== Data supplied

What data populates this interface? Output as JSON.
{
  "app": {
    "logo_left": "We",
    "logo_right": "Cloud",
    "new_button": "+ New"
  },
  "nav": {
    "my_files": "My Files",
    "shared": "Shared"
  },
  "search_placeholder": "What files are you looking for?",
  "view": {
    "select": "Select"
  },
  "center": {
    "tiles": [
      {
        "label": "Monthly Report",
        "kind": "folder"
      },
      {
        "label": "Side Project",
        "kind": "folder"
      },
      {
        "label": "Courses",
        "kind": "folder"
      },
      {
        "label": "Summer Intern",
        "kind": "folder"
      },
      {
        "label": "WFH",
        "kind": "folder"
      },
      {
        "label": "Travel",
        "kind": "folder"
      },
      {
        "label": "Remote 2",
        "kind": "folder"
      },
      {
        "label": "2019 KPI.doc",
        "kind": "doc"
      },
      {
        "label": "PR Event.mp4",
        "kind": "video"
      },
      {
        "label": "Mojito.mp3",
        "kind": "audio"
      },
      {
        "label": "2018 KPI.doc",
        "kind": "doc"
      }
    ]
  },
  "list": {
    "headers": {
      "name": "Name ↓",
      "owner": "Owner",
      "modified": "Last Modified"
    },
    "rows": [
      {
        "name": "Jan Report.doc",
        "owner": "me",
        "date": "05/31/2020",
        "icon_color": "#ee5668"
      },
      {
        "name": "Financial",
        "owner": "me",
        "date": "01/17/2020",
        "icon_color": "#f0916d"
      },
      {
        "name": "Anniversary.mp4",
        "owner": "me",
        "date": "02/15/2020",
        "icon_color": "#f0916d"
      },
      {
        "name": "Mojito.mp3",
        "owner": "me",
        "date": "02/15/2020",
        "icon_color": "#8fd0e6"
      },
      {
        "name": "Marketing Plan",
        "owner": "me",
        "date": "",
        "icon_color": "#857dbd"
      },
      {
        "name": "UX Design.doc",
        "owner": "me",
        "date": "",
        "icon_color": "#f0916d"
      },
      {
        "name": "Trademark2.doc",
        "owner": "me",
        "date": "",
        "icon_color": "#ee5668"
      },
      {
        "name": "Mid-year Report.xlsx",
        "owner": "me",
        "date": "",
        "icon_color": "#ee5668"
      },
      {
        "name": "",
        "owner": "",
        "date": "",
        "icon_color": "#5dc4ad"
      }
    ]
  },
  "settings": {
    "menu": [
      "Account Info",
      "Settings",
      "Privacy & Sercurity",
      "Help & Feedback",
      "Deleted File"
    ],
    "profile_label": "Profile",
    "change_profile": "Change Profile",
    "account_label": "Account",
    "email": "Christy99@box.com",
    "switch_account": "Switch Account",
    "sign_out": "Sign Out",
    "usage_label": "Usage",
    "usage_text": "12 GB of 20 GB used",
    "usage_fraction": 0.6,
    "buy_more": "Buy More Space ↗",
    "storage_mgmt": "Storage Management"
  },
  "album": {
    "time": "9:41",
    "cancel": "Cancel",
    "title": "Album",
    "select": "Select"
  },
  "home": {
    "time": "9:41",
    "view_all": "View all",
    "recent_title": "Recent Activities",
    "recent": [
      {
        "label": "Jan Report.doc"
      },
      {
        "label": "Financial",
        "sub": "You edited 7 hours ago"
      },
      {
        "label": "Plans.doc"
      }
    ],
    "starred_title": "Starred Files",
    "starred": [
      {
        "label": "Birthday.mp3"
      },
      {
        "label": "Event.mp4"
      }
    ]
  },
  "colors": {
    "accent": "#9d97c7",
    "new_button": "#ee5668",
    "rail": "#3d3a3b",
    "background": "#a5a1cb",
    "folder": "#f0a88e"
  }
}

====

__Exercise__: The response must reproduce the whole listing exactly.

__Your solution__:
What data populates this interface? Output as JSON.
{
  "app": {
    "logo_left": "We",
    "logo_right": "Cloud",
    "new_button": "+ New"
  },
  "nav": {
    "my_files": "My Files",
    "shared": "Shared"
  },
  "search_placeholder": "What files are you looking for?",
  "view": {
    "select": "Select"
  },
  "center": {
    "tiles": [
      {
        "label": "Monthly Report",
        "kind": "folder"
      },
      {
        "label": "Side Project",
        "kind": "folder"
      },
      {
        "label": "Courses",
        "kind": "folder"
      },
      {
        "label": "Summer Intern",
        "kind": "folder"
      },
      {
        "label": "WFH",
        "kind": "folder"
      },
      {
        "label": "Travel",
        "kind": "folder"
      },
      {
        "label": "Remote 2",
        "kind": "folder"
      },
      {
        "label": "2019 KPI.doc",
        "kind": "doc"
      },
      {
        "label": "PR Event.mp4",
        "kind": "video"
      },
      {
        "label": "Mojito.mp3",
        "kind": "audio"
      },
      {
        "label": "2018 KPI.doc",
        "kind": "doc"
      }
    ]
  },
  "list": {
    "headers": {
      "name": "Name ↓",
      "owner": "Owner",
      "modified": "Last Modified"
    },
    "rows": [
      {
        "name": "Jan Report.doc",
        "owner": "me",
        "date": "05/31/2020",
        "icon_color": "#ee5668"
      },
      {
        "name": "Financial",
        "owner": "me",
        "date": "01/17/2020",
        "icon_color": "#f0916d"
      },
      {
        "name": "Anniversary.mp4",
        "owner": "me",
        "date": "02/15/2020",
        "icon_color": "#f0916d"
      },
      {
        "name": "Mojito.mp3",
        "owner": "me",
        "date": "02/15/2020",
        "icon_color": "#8fd0e6"
      },
      {
        "name": "Marketing Plan",
        "owner": "me",
        "date": "",
        "icon_color": "#857dbd"
      },
      {
        "name": "UX Design.doc",
        "owner": "me",
        "date": "",
        "icon_color": "#f0916d"
      },
      {
        "name": "Trademark2.doc",
        "owner": "me",
        "date": "",
        "icon_color": "#ee5668"
      },
      {
        "name": "Mid-year Report.xlsx",
        "owner": "me",
        "date": "",
        "icon_color": "#ee5668"
      },
      {
        "name": "",
        "owner": "",
        "date": "",
        "icon_color": "#5dc4ad"
      }
    ]
  },
  "settings": {
    "menu": [
      "Account Info",
      "Settings",
      "Privacy & Sercurity",
      "Help & Feedback",
      "Deleted File"
    ],
    "profile_label": "Profile",
    "change_profile": "Change Profile",
    "account_label": "Account",
    "email": "Christy99@box.com",
    "switch_account": "Switch Account",
    "sign_out": "Sign Out",
    "usage_label": "Usage",
    "usage_text": "12 GB of 20 GB used",
    "usage_fraction": 0.6,
    "buy_more": "Buy More Space ↗",
    "storage_mgmt": "Storage Management"
  },
  "album": {
    "time": "9:41",
    "cancel": "Cancel",
    "title": "Album",
    "select": "Select"
  },
  "home": {
    "time": "9:41",
    "view_all": "View all",
    "recent_title": "Recent Activities",
    "recent": [
      {
        "label": "Jan Report.doc"
      },
      {
        "label": "Financial",
        "sub": "You edited 7 hours ago"
      },
      {
        "label": "Plans.doc"
      }
    ],
    "starred_title": "Starred Files",
    "starred": [
      {
        "label": "Birthday.mp3"
      },
      {
        "label": "Event.mp4"
      }
    ]
  },
  "colors": {
    "accent": "#9d97c7",
    "new_button": "#ee5668",
    "rail": "#3d3a3b",
    "background": "#a5a1cb",
    "folder": "#f0a88e"
  }
}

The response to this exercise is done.